You are a dog lover and want to spoil your pup with something special on Thanksgiving. Absolutely! But there are wrongs and rights on what your dog should be served:
- Sweet Potatoes (plain)
- Potatoes (hold the butter and sour cream)
- Turkey (absolutely no bones or skin)
- Green Beans (plain, no spices)
- Apples (just not the seeds)
- Pumpkin (plain and not the pie mix)
Just Say No:
- Turkey bones and skin
- Stuffing, Casseroles, etc.
- Mashed Potatoes
- Yeast Dough
- Onions and garlic
- Chocolate, cookies, pies
Thanksgiving Safety To Doggy Proof The House
Before your guests arrive and you even start cooking in the kitchen, follow these Thanksgiving safety tips:
- Grab the baby gate and make sure your dog stays out of the kitchen
- Make sure that all food (appetizers, dinner and dessert) is kept up and out of the dog’s reach
- Clean up the leftovers and put them securely away in the refrigerator
- Lock down that garbage can and then immediately take out excess trash to prevent dumpster diving
Exercise & Stimulation
Taking your dog for a walk before the all the activities begin will help them relax when the whole family arrives.
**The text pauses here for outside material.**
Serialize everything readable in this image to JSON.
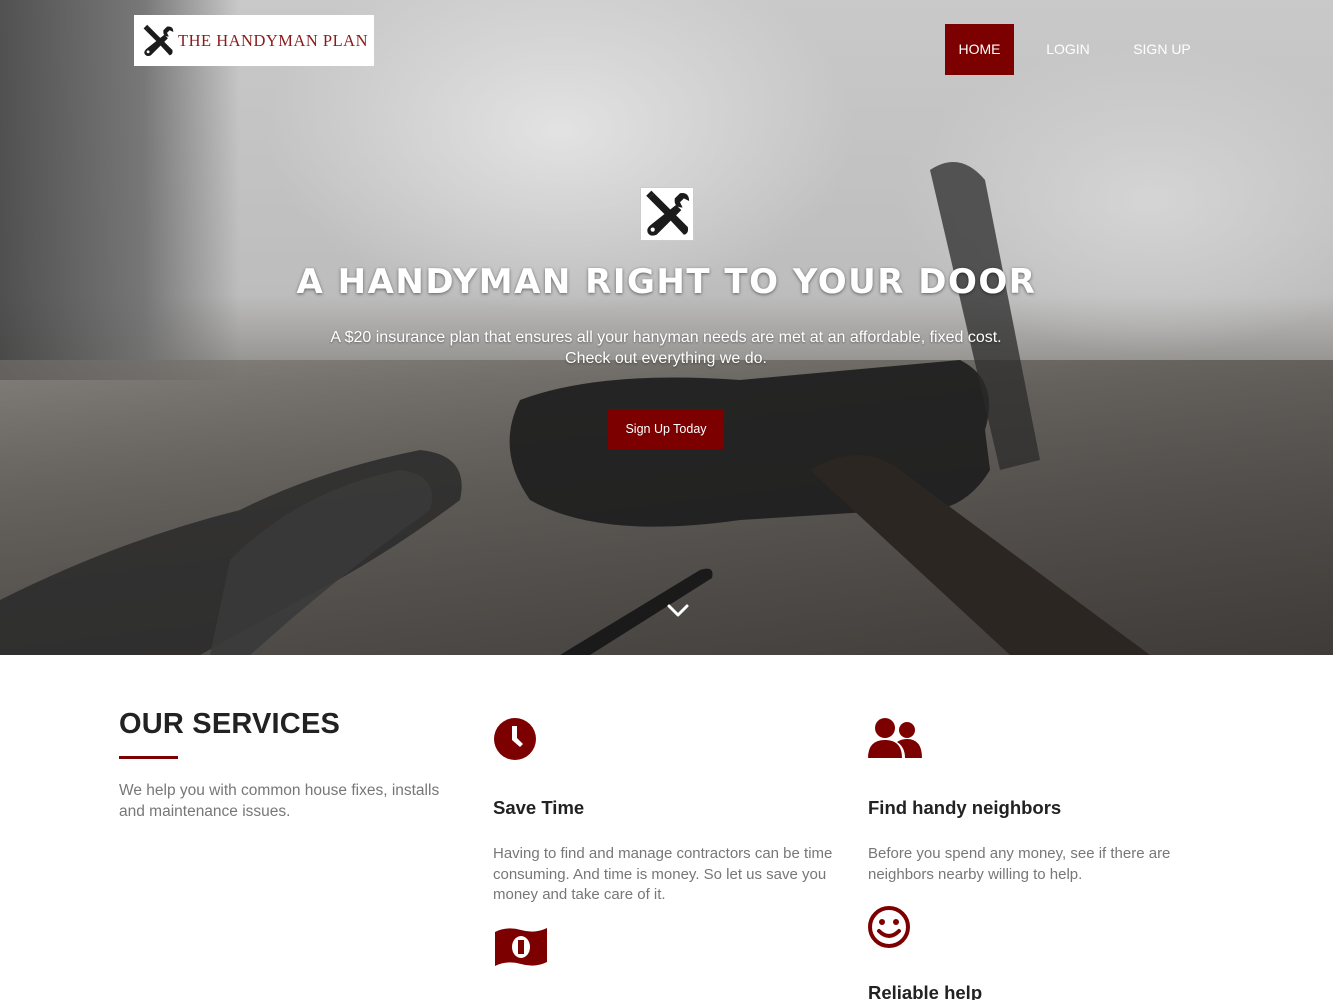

Boredom is the enemy of a well-behaved dog, so get out there and urn some calories early in the day.
As all your guests arrive and during the meal, it’s time to break out some stimulation for the dog. New toys and stuffies will hold their attention. In addition, a frozen Kong stuffed with pumpkin is a great babysitter that could keep your dog busy for hours.
Following the meal, the best thing for the dog mom and dog dad and Fido is to take a nice leisurely stroll around the neighborhood. Your dog will love this special treat way more than a piece of pumpkin pie.
The Thanksgiving Crowd
If you know your dog does not do well with a crowd or new people, designate a safe place for them to spend part of the day. Whether it’s the master bedroom with soothing music and a treat, or in the backyard chasing squirrels, make sure your pet is safe and doesn’t suffer any anxiety from the invasion of people.
Lastly, make sure you dog has proper identification on their dog collar as well as up to date micro-chip information. It’s all fun and games, until someone forgets to latch the gate or close the door all the way and the last thing you want on a joyous holiday is a dog escapee!
Thanksgiving Safety When You Hit The Road
If Thanksgiving brings you to travel with your dog, follow these safety tips:
- Always bring your dogs vet records in case of emergency
- Never leave your dog in your car unattended
- Dogs should always travel in a crate or restrained with a dog safety belt to prevent injury
- Pack extra food, toys, treats, leashes and dog beds so your dog will have all the comforts of home